I would see that only a few seconds would go by before one of those thoughts would convince me it needed a rope fifty feet long. Then, all the other thoughts would say, “Well, if that one can be on a fifty-foot rope, so can we.” Before you know it, you have spun off somewhere else altogether, and maybe you have passed up an opportunity to see a flower, or a kid who wants to come and show you his new stuffed animal.

 

Cultivating this attitude gave me something I could apply anywhere whenever I could see that my mind was distracted.

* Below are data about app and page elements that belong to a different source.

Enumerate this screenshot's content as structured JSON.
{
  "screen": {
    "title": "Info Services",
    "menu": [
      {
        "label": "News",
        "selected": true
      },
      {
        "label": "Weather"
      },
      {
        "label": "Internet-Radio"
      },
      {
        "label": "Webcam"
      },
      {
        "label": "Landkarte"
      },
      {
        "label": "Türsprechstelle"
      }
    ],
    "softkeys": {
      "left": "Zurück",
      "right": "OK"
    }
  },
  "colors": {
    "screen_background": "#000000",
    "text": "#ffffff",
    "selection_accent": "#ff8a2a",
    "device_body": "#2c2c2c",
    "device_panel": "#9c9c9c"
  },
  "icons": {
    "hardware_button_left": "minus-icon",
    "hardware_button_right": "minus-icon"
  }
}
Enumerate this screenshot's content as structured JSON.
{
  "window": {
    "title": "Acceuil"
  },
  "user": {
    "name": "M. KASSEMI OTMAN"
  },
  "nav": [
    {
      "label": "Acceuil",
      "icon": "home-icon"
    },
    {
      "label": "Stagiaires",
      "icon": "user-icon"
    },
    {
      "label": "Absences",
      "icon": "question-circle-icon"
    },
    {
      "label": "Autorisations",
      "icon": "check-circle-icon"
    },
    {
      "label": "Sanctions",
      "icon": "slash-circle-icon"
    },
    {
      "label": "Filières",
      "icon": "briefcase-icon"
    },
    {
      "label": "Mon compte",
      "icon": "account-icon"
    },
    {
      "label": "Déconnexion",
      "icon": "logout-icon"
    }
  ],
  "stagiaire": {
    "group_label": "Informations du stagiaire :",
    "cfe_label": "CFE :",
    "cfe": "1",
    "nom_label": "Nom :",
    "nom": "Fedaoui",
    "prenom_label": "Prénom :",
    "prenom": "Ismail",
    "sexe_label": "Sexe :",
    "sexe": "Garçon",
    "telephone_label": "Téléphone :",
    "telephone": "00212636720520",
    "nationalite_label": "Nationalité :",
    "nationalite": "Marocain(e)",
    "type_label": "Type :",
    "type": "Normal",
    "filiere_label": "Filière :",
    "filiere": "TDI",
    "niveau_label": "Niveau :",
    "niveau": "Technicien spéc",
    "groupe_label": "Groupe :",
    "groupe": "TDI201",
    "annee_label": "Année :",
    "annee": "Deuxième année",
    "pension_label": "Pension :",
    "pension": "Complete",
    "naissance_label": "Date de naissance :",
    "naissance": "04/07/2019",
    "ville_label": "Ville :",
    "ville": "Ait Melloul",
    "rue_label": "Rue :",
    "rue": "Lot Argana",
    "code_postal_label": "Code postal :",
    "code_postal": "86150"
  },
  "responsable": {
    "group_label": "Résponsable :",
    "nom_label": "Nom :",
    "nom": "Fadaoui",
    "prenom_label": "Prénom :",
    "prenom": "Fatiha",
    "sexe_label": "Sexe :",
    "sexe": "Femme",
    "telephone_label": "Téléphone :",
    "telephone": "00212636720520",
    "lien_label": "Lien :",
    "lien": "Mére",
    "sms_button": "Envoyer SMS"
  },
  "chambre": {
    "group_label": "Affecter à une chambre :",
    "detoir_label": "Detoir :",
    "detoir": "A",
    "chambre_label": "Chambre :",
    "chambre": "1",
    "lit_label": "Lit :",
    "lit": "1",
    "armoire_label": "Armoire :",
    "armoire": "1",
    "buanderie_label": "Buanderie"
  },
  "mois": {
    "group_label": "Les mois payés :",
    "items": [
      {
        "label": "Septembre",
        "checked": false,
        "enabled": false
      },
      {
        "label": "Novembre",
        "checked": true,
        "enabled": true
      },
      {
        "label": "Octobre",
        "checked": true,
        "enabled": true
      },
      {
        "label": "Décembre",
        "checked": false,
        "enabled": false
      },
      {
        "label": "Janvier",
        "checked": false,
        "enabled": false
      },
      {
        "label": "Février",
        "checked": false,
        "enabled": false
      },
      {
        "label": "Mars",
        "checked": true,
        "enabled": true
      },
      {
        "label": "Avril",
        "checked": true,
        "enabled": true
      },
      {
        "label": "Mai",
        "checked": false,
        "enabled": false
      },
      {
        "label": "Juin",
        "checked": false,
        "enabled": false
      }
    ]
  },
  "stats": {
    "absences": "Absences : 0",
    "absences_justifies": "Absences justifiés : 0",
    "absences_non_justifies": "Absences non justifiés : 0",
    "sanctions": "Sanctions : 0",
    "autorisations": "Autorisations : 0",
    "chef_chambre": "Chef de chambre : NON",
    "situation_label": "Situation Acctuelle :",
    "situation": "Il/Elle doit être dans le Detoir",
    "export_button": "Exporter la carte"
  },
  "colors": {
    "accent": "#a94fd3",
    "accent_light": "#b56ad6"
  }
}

Over the years, I realized that if I can keep my thoughts on ropes ten feet long, there’s no reason for me to think I need to change anything or do anything different. It showed me that everything just keeps evolving exactly as it should. That was one of the beautiful fruits of being a mail lady. It gave me the chance to cultivate deep mindfulness.

 

Now I see that any job can do that. I know now the value of a routine. If we are content within a structure, we can know the infinite. Being content with a day job doesn’t mean selling out. It means being at rest in the limitations-the structure-of daily existence. The fruits of my job only emerged as I became at rest-at rest in the knowledge that I was making a difference, both to myself and others.”

Suddenly I heard the subtext beneath Susan’s story. She had re-created in a more conscious way the belonging she felt in the natural environment of Orcas.

 

“THE JOB OPENED

MY HEART,

SHOWED ME THE

INSECURITIES AND

JUDGMENTS I CARRIED

AND HELPED ME

LET GO OF THEM. “

 

 

 

 

Home is Where the Heart is